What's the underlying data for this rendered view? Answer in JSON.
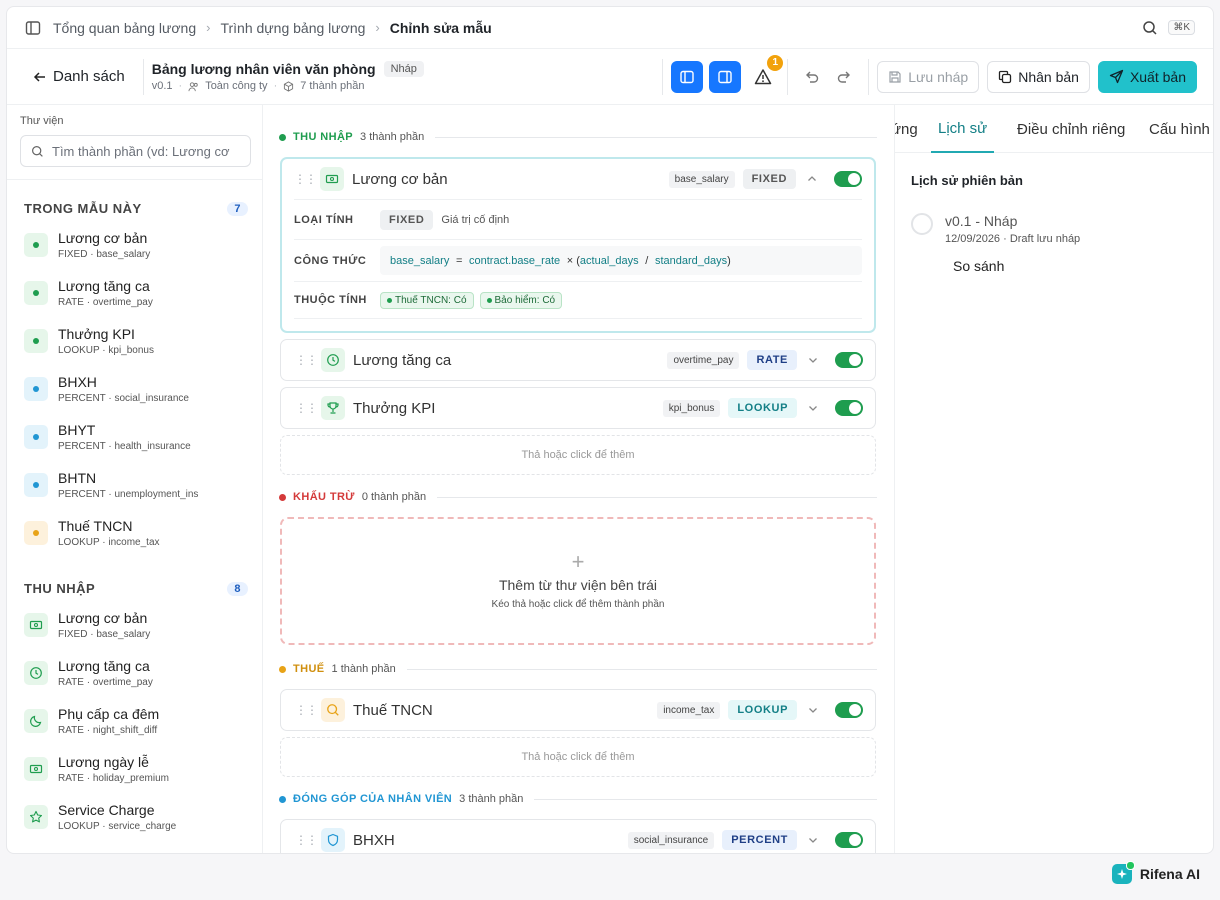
{
  "breadcrumb": [
    "Tổng quan bảng lương",
    "Trình dựng bảng lương",
    "Chỉnh sửa mẫu"
  ],
  "shortcut": "⌘K",
  "toolbar": {
    "back_label": "Danh sách",
    "title": "Bảng lương nhân viên văn phòng",
    "status": "Nháp",
    "version": "v0.1",
    "scope": "Toàn công ty",
    "components": "7 thành phần",
    "warning_count": "1",
    "save_label": "Lưu nháp",
    "duplicate_label": "Nhân bản",
    "publish_label": "Xuất bản"
  },
  "library": {
    "label": "Thư viện",
    "search_placeholder": "Tìm thành phần (vd: Lương cơ",
    "sections": [
      {
        "title": "TRONG MẪU NÀY",
        "count": "7",
        "items": [
          {
            "name": "Lương cơ bản",
            "sub": "FIXED · base_salary",
            "color": "green"
          },
          {
            "name": "Lương tăng ca",
            "sub": "RATE · overtime_pay",
            "color": "green"
          },
          {
            "name": "Thưởng KPI",
            "sub": "LOOKUP · kpi_bonus",
            "color": "green"
          },
          {
            "name": "BHXH",
            "sub": "PERCENT · social_insurance",
            "color": "blue"
          },
          {
            "name": "BHYT",
            "sub": "PERCENT · health_insurance",
            "color": "blue"
          },
          {
            "name": "BHTN",
            "sub": "PERCENT · unemployment_ins",
            "color": "blue"
          },
          {
            "name": "Thuế TNCN",
            "sub": "LOOKUP · income_tax",
            "color": "orange"
          }
        ]
      },
      {
        "title": "THU NHẬP",
        "count": "8",
        "items": [
          {
            "name": "Lương cơ bản",
            "sub": "FIXED · base_salary",
            "icon": "cash-icon"
          },
          {
            "name": "Lương tăng ca",
            "sub": "RATE · overtime_pay",
            "icon": "clock-icon"
          },
          {
            "name": "Phụ cấp ca đêm",
            "sub": "RATE · night_shift_diff",
            "icon": "moon-icon"
          },
          {
            "name": "Lương ngày lễ",
            "sub": "RATE · holiday_premium",
            "icon": "cash-icon"
          },
          {
            "name": "Service Charge",
            "sub": "LOOKUP · service_charge",
            "icon": "star-icon"
          }
        ]
      }
    ]
  },
  "groups": {
    "income": {
      "name": "THU NHẬP",
      "count": "3 thành phần"
    },
    "deduct": {
      "name": "KHẤU TRỪ",
      "count": "0 thành phần"
    },
    "tax": {
      "name": "THUẾ",
      "count": "1 thành phần"
    },
    "contrib": {
      "name": "ĐÓNG GÓP CỦA NHÂN VIÊN",
      "count": "3 thành phần"
    }
  },
  "components": {
    "base": {
      "name": "Lương cơ bản",
      "key": "base_salary",
      "type": "FIXED"
    },
    "ot": {
      "name": "Lương tăng ca",
      "key": "overtime_pay",
      "type": "RATE"
    },
    "kpi": {
      "name": "Thưởng KPI",
      "key": "kpi_bonus",
      "type": "LOOKUP"
    },
    "tax": {
      "name": "Thuế TNCN",
      "key": "income_tax",
      "type": "LOOKUP"
    },
    "bhxh": {
      "name": "BHXH",
      "key": "social_insurance",
      "type": "PERCENT"
    }
  },
  "detail": {
    "calc_label": "LOẠI TÍNH",
    "calc_type": "FIXED",
    "calc_desc": "Giá trị cố định",
    "formula_label": "CÔNG THỨC",
    "f_lhs": "base_salary",
    "f_eq": "=",
    "f_a": "contract.base_rate",
    "f_mul": "× (",
    "f_b": "actual_days",
    "f_div": "/",
    "f_c": "standard_days",
    "f_close": ")",
    "attr_label": "THUỘC TÍNH",
    "attr1": "Thuế TNCN: Có",
    "attr2": "Bảo hiểm: Có"
  },
  "drop_hint": "Thả hoặc click để thêm",
  "empty": {
    "title": "Thêm từ thư viện bên trái",
    "sub": "Kéo thả hoặc click để thêm thành phần"
  },
  "tabs": [
    "ứng",
    "Lịch sử",
    "Điều chỉnh riêng",
    "Cấu hình"
  ],
  "history": {
    "title": "Lịch sử phiên bản",
    "version": "v0.1 - Nháp",
    "date": "12/09/2026 · Draft lưu nháp",
    "compare": "So sánh"
  },
  "brand": "Rifena AI",
  "colors": {
    "accent": "#21c1cb",
    "blue": "#1677ff",
    "green": "#1f9d4f",
    "income": "#1f9d4f",
    "deduct": "#d43a3a",
    "tax": "#e8a317",
    "contrib": "#2196d3"
  }
}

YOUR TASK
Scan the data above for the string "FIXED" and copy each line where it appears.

ANSWER SPACE
            "sub": "FIXED · base_salary",
            "sub": "FIXED · base_salary",
      "type": "FIXED"
    "calc_type": "FIXED",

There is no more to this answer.